Please Don’t Ever Do This at Your Kid’s T-ball Practice
September 12, 2012
by Ana Connery
© Mama Connery
Yesterday was my son’s first T-ball practice. I don’t know who was more psyched, Javier or I. Jav is a great kid but an only child and very competitive, hence a team sport sounded like a great idea. I figured he could learn new skills and get some exercise while learning how to be part of a team and win and lose with grace (I hope). Adding to the fun last night was Lola Paloma, our new Doxie-Pin pup, who loved the idea of hanging out at the park on a breezy evening watching her new boy catch his first ground ball.
As the boys hit the field, Lola and I settled into the bleachers with the rest of the parents and a smattering of younger siblings. One of the tots was an adorable curly-haired three-year-old (let’s just call her Suzie) whose eyes lit up the minute she saw Lola. I was happy to introduce them. I told her to let Lola smell her hand, then pet her softly, never tugging or letting their faces get too close. This is the standard speech I give Jav and all little kids when around animals because it’s always best to err on the side of caution. Little did I know that while I was teaching Suzie the ins and outs of pet safety, I was inadvertently signing up to be her accidental babysitter.
As it turned out, Suzie’s mom was on the phone for most of the practice. When she finally hung up after almost an hour, I was relieved. I was dying to take my eyes off Suzie and Lola and fix them on the field, so I could cheer on Jav as he threw his first pitch. You can imagine my shock when Suzie’s mom stayed put on the other side of the bleachers, turned to some of the other parents, and struck up a conversation. It didn’t occur to her to collect her little girl, let alone relieve me of the duty of caring for Little Miss Suzie.
When I noticed the coach was starting to wrap up practice, I turned to the Suzie and asked her to hit the road—nicely. I sweetly suggested that perhaps we give Lola a break. I told her the pup seemed tired. I assured Suzie that Lola would be coming to lots of practices and games, and the two of them would have ample opportunities to romp together.
Whether this exact scenario has played out in your life yet, chances are it will. I was at our neighborhood pool this summer and a woman was so engrossed in her romance novel, she barely looked up twice all day to check on her swimming child, let alone jump in the pool and join the fun with him.
This whole notion of taking a quick time-out from our kids is understandable to some degree. I’m a single working mom, so I totally get the feeling of relief that can sweep over you when you’re spontaneously given a respite from the responsibilities of parenting. Realizing your kid has found a way to entertain herself can feel like a gift from the heavens. But I draw a line when it comes to strangers, let alone a dog. Nine-pound pups like mine are playful and adorable, but pull their tail too hard and they will defend themselves. Is it too much to ask that you hang up the phone, walk over and take back the reins as the responsible adult?

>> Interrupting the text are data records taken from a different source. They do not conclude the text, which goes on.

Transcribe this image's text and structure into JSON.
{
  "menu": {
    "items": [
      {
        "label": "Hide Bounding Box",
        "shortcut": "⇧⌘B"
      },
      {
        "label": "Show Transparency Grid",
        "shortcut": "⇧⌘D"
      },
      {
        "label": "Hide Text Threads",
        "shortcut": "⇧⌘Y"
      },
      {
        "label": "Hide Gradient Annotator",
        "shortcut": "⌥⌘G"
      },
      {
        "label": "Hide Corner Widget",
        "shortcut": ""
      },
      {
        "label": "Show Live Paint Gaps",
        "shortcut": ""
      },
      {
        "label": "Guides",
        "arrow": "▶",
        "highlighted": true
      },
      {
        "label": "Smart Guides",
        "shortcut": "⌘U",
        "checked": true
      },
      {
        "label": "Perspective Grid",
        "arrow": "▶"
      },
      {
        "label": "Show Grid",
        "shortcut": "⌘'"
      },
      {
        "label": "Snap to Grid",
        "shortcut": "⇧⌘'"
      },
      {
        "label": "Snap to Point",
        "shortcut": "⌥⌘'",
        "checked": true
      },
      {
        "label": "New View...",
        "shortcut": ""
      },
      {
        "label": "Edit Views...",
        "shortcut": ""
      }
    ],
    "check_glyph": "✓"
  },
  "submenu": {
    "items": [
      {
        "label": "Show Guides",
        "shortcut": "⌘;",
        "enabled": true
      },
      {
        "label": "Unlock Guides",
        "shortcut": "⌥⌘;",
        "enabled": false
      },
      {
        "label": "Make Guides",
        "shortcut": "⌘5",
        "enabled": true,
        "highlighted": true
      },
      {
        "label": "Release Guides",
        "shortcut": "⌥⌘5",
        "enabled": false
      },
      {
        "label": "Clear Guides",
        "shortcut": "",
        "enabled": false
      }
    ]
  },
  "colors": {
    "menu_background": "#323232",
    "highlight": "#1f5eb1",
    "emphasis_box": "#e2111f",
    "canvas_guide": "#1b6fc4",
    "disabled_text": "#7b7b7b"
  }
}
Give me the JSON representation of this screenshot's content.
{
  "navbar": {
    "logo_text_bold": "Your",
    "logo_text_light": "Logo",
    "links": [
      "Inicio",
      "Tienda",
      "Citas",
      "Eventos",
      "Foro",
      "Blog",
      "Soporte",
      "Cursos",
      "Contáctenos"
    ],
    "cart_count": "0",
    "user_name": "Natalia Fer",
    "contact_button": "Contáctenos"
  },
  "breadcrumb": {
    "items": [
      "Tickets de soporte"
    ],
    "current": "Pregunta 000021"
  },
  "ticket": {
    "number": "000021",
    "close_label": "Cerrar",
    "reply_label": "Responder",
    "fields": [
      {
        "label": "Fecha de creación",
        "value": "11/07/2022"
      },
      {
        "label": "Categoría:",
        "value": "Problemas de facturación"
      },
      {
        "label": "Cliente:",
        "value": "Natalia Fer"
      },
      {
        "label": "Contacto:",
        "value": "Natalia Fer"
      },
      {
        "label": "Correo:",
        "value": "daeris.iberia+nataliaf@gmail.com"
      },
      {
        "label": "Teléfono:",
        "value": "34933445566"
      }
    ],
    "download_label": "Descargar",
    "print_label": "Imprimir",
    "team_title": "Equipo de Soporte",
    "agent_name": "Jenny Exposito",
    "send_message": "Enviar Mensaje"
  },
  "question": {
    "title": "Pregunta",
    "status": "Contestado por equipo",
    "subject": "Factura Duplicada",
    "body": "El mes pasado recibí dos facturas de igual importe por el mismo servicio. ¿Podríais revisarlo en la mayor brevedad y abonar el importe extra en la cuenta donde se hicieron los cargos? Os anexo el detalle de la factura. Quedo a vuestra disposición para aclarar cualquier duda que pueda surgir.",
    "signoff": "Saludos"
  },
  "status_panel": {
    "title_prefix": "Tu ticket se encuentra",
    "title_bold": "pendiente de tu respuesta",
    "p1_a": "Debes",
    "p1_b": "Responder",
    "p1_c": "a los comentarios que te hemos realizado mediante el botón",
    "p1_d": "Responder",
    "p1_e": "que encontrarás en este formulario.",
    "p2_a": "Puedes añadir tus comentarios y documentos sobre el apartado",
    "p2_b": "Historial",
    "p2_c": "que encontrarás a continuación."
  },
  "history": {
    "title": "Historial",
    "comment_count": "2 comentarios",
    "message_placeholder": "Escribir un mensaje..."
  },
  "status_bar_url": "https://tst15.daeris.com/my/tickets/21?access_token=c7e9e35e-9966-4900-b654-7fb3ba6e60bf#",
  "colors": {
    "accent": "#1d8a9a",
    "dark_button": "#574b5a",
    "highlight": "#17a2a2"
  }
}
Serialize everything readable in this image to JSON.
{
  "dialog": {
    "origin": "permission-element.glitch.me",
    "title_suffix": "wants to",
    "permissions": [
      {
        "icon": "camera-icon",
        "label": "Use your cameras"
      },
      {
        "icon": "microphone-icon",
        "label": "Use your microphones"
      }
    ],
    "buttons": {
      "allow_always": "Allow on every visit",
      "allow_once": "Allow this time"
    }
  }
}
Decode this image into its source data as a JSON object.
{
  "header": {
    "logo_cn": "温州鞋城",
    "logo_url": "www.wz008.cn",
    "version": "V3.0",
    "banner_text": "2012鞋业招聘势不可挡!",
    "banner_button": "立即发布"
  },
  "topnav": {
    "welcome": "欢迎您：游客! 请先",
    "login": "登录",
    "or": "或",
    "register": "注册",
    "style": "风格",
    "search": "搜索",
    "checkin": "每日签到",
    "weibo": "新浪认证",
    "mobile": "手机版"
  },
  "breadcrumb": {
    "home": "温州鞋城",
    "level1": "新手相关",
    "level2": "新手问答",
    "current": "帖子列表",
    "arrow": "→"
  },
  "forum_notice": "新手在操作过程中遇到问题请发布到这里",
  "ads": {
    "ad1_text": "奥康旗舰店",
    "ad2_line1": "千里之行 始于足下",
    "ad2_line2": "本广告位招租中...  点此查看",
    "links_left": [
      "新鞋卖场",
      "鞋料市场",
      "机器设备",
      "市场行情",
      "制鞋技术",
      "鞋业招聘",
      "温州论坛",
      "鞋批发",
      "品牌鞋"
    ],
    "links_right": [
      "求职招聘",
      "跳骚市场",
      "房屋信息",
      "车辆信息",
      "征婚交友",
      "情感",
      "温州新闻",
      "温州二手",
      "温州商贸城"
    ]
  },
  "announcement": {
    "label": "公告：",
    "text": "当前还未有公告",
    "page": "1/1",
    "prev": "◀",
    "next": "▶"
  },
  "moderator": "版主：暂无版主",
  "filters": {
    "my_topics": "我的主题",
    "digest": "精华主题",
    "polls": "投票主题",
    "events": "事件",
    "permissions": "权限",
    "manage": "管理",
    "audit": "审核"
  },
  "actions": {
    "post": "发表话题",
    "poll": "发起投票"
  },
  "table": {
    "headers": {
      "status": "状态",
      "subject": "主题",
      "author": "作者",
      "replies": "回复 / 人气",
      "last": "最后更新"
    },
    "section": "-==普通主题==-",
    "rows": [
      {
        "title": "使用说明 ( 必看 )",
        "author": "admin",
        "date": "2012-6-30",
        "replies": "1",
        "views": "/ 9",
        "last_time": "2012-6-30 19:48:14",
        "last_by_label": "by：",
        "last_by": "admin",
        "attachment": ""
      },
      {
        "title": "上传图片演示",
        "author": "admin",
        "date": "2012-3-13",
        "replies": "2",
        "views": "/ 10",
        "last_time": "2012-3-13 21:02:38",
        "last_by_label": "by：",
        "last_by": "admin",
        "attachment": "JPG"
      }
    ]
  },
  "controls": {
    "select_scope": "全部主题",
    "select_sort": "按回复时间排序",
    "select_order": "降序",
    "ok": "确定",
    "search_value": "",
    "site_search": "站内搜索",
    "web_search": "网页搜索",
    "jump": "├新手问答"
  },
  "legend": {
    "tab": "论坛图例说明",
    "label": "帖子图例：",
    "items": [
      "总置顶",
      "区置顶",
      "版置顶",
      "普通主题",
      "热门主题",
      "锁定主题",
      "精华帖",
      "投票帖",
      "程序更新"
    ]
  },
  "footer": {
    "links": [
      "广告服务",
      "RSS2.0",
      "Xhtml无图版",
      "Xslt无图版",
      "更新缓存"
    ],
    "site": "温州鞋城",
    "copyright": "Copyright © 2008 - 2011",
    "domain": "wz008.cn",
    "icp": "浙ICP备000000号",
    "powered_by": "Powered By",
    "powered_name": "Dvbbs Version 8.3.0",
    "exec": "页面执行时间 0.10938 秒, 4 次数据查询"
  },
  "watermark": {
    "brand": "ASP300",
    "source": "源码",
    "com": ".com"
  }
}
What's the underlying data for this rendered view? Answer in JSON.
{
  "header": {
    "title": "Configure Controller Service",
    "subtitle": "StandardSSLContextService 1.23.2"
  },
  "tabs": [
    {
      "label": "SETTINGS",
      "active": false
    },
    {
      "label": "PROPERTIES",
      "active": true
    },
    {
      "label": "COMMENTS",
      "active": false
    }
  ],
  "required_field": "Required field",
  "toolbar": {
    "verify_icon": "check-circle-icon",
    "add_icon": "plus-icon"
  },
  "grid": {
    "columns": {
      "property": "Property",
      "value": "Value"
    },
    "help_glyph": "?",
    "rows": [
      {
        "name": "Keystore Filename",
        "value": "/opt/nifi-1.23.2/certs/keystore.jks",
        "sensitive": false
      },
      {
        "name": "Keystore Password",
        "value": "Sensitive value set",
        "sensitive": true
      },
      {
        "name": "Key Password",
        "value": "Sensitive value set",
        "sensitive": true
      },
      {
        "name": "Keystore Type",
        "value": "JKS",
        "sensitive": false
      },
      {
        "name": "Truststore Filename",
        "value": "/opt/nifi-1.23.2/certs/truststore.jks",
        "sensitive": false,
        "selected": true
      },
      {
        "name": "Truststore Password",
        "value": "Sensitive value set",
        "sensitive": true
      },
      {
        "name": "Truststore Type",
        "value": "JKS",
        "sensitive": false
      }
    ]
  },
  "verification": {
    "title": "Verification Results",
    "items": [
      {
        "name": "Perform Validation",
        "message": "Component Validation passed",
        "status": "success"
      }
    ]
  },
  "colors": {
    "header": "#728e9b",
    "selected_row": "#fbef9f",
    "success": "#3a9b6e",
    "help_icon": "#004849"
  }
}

I don’t know what happened in that woman’s life yesterday. For all I know, she received some bad news and was venting to her friend on the phone. Maybe she was on hold with her insurance company, or her divorce lawyer. I was willing to give Suzie’s mom the benefit of the doubt—until she hung up and still opted not to look after her daughter.
For now, I’m going to assume that Suzie’s mom did not realize how I helped her out yesterday (or that she owes me babysitting money—ha!). I will assume that if she were to know all this, she would feel terrible. Who knows? Maybe we’ll be friends by the end of the season, and she’ll volunteer to be Lola’s pet-sitter when we go on vacation. But I’m not hedging any bets…would you? What do you think of parents who ask strangers to pinch-hit for them?